This is a rather unique take on Native flute fusion music. Pamela Whitman plays the flutes and also ocarina and Rich Kurtz is present on various basses, cello, guitars, and electronica. There is no obscuring the haunting beauty of the Native flute, but some of the tracks on Ancient Vision take the usual staid flute into different, yet pleasant, directions. There are jazz influences present here, as well as neo-classical, and ambient, too, all which breathe new life into a genre that, while not played out in any way, shape or form, benefits from a new interpretation and execution—a re-invention of sorts of the traditional instrument revealing new wrinkles, all of them ear-pleasing.
Known more for his Native flute recordings, Joseph L. Young picks up his sax and carries it into unexplored territory on Every Moment—a literal redefinition of the New Age genre. Melding the soulful qualities of the instrument with layers of new age electronic keyboards yields a recording that is unique and ground-breaking. Seldom does an artist bring a new element to the forefront in such dramatic and accessible fashion as does Young here. Young integrates the sax into new age melodicism with style and aplomb throughout the album. Superbly layered electronic keyboards, rhythms, and textures merge seamlessly with the sax melodies and the magic that ensues is breathtakingly gorgeous.
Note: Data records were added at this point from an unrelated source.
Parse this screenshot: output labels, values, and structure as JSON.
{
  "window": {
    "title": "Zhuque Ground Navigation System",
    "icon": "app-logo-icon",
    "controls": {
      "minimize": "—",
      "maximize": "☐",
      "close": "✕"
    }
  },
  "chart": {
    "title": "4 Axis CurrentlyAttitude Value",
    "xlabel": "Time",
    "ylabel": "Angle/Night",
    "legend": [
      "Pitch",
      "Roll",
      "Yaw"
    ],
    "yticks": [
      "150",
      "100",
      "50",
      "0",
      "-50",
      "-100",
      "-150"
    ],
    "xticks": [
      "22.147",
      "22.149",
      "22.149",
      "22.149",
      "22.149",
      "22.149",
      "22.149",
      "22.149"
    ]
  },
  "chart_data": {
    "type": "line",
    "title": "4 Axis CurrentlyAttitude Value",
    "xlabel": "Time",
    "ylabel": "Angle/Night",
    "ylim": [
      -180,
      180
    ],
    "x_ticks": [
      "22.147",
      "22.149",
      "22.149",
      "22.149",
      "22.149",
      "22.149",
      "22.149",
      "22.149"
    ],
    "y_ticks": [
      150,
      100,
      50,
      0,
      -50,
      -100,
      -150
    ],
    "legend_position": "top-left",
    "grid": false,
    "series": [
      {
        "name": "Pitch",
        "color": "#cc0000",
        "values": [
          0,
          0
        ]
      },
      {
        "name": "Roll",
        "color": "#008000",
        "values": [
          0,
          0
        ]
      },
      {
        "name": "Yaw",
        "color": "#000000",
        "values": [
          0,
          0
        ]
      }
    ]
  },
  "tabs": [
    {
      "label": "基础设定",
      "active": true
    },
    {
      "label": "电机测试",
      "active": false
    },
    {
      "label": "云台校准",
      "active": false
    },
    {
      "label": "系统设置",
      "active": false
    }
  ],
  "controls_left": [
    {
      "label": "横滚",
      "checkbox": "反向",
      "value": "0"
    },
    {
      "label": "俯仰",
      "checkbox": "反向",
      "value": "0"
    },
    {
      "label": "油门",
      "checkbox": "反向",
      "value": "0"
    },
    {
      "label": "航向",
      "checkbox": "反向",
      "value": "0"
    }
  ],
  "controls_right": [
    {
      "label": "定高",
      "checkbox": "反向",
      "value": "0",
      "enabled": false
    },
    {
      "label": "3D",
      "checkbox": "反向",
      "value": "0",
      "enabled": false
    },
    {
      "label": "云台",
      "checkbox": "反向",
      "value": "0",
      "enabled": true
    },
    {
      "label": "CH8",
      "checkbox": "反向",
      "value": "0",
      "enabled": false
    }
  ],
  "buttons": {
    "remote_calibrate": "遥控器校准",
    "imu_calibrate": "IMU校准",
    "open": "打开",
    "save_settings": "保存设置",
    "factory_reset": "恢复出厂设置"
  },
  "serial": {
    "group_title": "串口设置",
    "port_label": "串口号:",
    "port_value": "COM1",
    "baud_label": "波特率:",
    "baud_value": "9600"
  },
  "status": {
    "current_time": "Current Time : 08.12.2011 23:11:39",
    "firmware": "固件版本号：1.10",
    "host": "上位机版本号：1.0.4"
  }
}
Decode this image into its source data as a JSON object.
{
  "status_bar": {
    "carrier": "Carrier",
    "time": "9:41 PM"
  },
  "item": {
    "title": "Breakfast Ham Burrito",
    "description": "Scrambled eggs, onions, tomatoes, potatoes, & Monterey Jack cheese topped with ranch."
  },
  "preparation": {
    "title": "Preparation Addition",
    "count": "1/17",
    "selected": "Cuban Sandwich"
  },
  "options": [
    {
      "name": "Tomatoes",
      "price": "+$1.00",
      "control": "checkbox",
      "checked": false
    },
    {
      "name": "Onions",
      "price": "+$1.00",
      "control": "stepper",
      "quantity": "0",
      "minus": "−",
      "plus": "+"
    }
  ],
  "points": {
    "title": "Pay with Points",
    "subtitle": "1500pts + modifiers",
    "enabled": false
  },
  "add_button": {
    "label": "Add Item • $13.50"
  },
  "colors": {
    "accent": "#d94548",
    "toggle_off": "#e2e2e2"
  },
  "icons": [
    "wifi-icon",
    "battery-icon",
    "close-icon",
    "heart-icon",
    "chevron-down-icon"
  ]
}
Ambient artist Jeff Greinke has been on quite the musical voyage over the last few decades. I first fell in love with his music in 1993 (In Another Place). Since then, I have charted his various paths through a variety of ambient sub-genres, always impressed with his adventurous spirit melded to a unique musical vision. Before Sunrise features Greinke (keyboards, samples, electronics, processing) incorporating the talents of classical music artists (viola, violin, cello, trumpet, French horn, flute, clarinet) to craft music that is both beautiful and shadowy with elements of neo-classical merged with atmospheric ambient in ways that defy easy categorization. Greinke, as ever, is wholly accessible yet undeniably 100 percent an original.
Eric Tingstad’s transformation from one half of an iconic New Age duo (with woodwind artist Nancy Rumbel) to a full-on roots blues/folk artist is now complete on Electric Spirit. This album is a stone cold blast from start to finish, revealing Tingstad’s electric guitar chops at every turn. Whether re-inventing standards such as “Oh Shenandoah,” or “Over the Rainbow,” or parading his substantial folk/blues skills on originals, e.g. “Bessie,” “South to Carolina,” or “Flamingo Club,” Tingstad and his bandmates guarantee a good time will be had by all. Hands down it's one of the best releases of 2018 or I don’t know my stuff!
If you’ve never heard the magical musical strains of the Chapman stick, you're in for a treat on Michael Kollwitz's Serenity II. Somewhat like a cross between a guitar and an acoustic bass, the Chapman stick lends itself to particularly evocative music and Kollwitz is a maestro in its niche sub-genre. Melodic in a somewhat unconventional way, the Chapman stick is played fingerstyle, like a guitar, but it has a particularly special sonic characteristic that invites introspection without succumbing to non-musical posturing. Difficult to describe in words, but oh so easy to enjoy, that is the beauty of the Chapman stick in the right person’s hands, as it is here.